How to choose a business monitor?
- Screen size is measured diagonally in inches, while resolution measures the number of pixels that make up the display. But a bigger monitor doesn’t necessarily mean greater resolution; the 24-inch Eizo has a higher resolution than the 27-inch NEC, for example.
- A more useful measure of the ‘crispness’ of a display is pixel density, measured in pixels per inch (ppi). The NEC is 82ppi, the Eizo 94ppi, while Samsung and Dell weigh in at 109ppi.
- Monitors increasingly offer more than just a simple display for your computer, with built-in speakers, USB hubs, card readers and multiple inputs, such as HDMI, for use with a variety of devices.
- While true-to-life colour reproduction is very important in image editing, you may need to compromise to get all the features you want within budget.
- LED backlighting allows thinner displays, while IPS (or Samsung’s PLS) allows for greater viewing angles.

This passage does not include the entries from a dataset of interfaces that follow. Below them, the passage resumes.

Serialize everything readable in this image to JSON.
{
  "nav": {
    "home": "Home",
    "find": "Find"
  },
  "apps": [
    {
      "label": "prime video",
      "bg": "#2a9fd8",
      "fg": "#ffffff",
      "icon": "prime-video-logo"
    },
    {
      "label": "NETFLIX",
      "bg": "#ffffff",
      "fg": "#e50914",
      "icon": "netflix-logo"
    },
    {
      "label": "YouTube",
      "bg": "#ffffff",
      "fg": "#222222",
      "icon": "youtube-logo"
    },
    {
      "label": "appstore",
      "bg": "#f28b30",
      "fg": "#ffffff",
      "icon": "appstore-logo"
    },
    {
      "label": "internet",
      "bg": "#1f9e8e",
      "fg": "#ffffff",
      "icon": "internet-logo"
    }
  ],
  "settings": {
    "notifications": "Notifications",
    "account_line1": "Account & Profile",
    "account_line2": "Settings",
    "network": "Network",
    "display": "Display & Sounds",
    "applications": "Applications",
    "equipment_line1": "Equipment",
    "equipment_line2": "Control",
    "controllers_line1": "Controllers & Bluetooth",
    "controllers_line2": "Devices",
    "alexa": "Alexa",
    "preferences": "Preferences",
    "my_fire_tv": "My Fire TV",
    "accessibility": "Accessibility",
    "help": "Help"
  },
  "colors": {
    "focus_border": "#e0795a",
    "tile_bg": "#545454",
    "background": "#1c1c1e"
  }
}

- We’d always recommend using a digital interface like DVI or HDMI, but it depends on what your computer has. Do you want to plug in multiple devices? Make sure your new monitor has the same input as your computer has output!
- Several of these displays enable you to swivel the monitor from side to side and turn the screen 90 degrees into portrait mode.
- Most monitors are now capable of Full HD resolution (1920×1080) but more and more can do higher resolutions – many here are capable of 2560×1440, for example.
- With so many devices plugged into our computers these days, a USB hub really is something you’ll wonder how you lived without.
- So many monitors – including several of these – are just plain ugly. Also see what people are saying about the button controls and menu system. Ensure it is usable.